The glories of thy youth ne'er knew
Brighter hopes than he can show!
Why, then, should it ere be seen,
That his should fade while thine is green ?
And wilt thou, O cruel boast,
Nature to such cost?
O, 'twill undo our common mother,
To be at charge of such another.
What! think we to no other end,
Gracious heavens do use to send Earth her best perfection, But to vanish and be gone ? Therefore, only give to-day, To-morrow to be snatch'd I've seen, indeed, the hopeful bud Of a ruddy rose, that stood Blushing to behold the ray Of the new-saluted dayHis tender top not fully spreadThe sweet dash of a shower now shed, Invited him no more to hide Within himself the purple pride Of his forward flower, when, lo ! While he sweetly ’gan to show His swelling glories, Auster spied him, Cruel Auster thither hied him, And with the rush of one rude blast Shamed not spitefully to waste All his leaves, so fresh, so sweet, And lay them trembling at his feet. I've seen the morning's lovely ray Hover o'er the new-born day, With rosy wings so richly bright, As if he scorn'd to think of night ; When a ruddy storm, whose scowl Made heaven's radiant face look foul, Call'd for an untimely night To blot the newly-blossom'd light. But were the rose's blush so rare, Were the morning's smile so fair
As is he, nor cloud nor wind
But would be courteous, would be kind.
Spare him, Death, O, spare him then,
Spare the sweetest among men:
Let not Pity with her tears
Keep such distance from thine ears ;
But, O, thou wilt not, can’st not spare,
Haste hath never time to hear;
Therefore, if he needs must go,
And the Fates will have it so,
Softly may he be possess'd
Of his monumental rest!
Safe, thou dark home of the dead,
Safe, O hide his loved head!
For pity's sake, 0 hide him quite,
From his mother Nature's sight:
Lest, for the grief his loss may move,
All her births abortive prove.
UC hospes, oculos flecte, sed lacrimis cæcos,
Legit optime hæc, quem legere non sinit
Ars nuper et natura, forma, virtusque
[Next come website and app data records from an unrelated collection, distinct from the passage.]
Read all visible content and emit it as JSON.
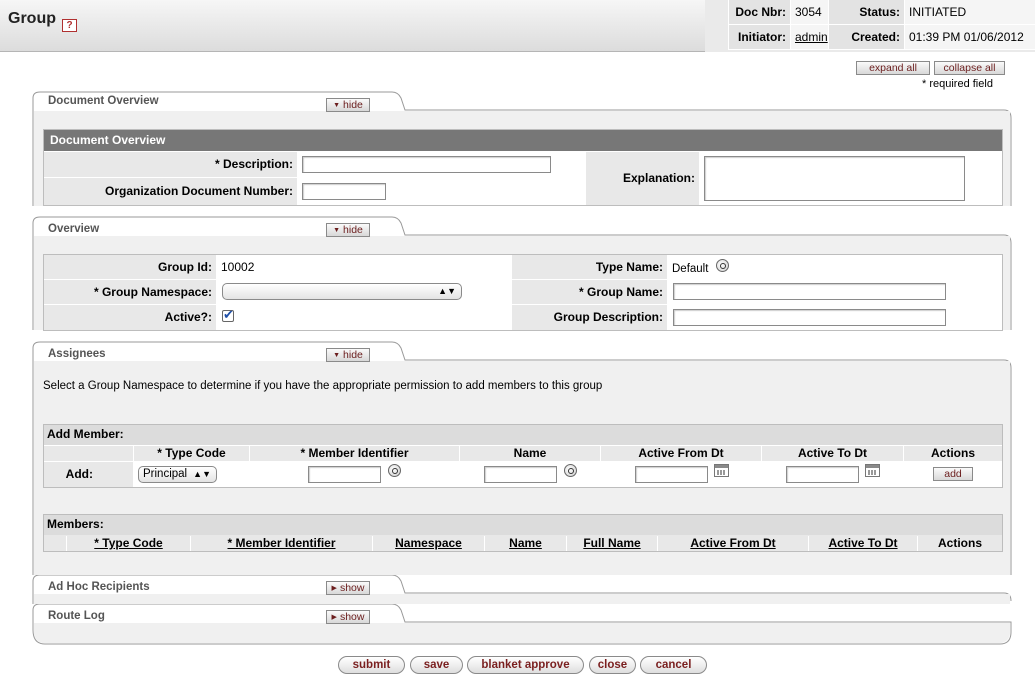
{
  "header": {
    "title": "Group",
    "help": "?",
    "doc_nbr_label": "Doc Nbr:",
    "doc_nbr": "3054",
    "status_label": "Status:",
    "status": "INITIATED",
    "initiator_label": "Initiator:",
    "initiator": "admin",
    "created_label": "Created:",
    "created": "01:39 PM 01/06/2012"
  },
  "controls": {
    "expand_all": "expand all",
    "collapse_all": "collapse all",
    "required_note": "* required field"
  },
  "tabs": {
    "document_overview": "Document Overview",
    "overview": "Overview",
    "assignees": "Assignees",
    "ad_hoc": "Ad Hoc Recipients",
    "route_log": "Route Log",
    "hide": "hide",
    "show": "show"
  },
  "document_overview": {
    "header": "Document Overview",
    "description_label": "* Description:",
    "description_value": "",
    "org_doc_label": "Organization Document Number:",
    "org_doc_value": "",
    "explanation_label": "Explanation:",
    "explanation_value": ""
  },
  "overview": {
    "group_id_label": "Group Id:",
    "group_id": "10002",
    "namespace_label": "* Group Namespace:",
    "namespace_value": "",
    "active_label": "Active?:",
    "type_name_label": "Type Name:",
    "type_name": "Default",
    "group_name_label": "* Group Name:",
    "group_name_value": "",
    "group_desc_label": "Group Description:",
    "group_desc_value": ""
  },
  "assignees": {
    "instruction": "Select a Group Namespace to determine if you have the appropriate permission to add members to this group",
    "add_member_header": "Add Member:",
    "add_columns": [
      "* Type Code",
      "* Member Identifier",
      "Name",
      "Active From Dt",
      "Active To Dt",
      "Actions"
    ],
    "add_row_label": "Add:",
    "type_code_value": "Principal",
    "add_button": "add",
    "members_header": "Members:",
    "member_columns": [
      "* Type Code",
      "* Member Identifier",
      "Namespace",
      "Name",
      "Full Name",
      "Active From Dt",
      "Active To Dt",
      "Actions"
    ]
  },
  "footer_buttons": {
    "submit": "submit",
    "save": "save",
    "blanket_approve": "blanket approve",
    "close": "close",
    "cancel": "cancel"
  }
}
Æmulatione fervidæ, paciscuntur
Probare in uno juvene quid queant omnes,
Fuere tantæ terra nuper fuit liti
Ergo hic ab ipso judicem maneat cælo.*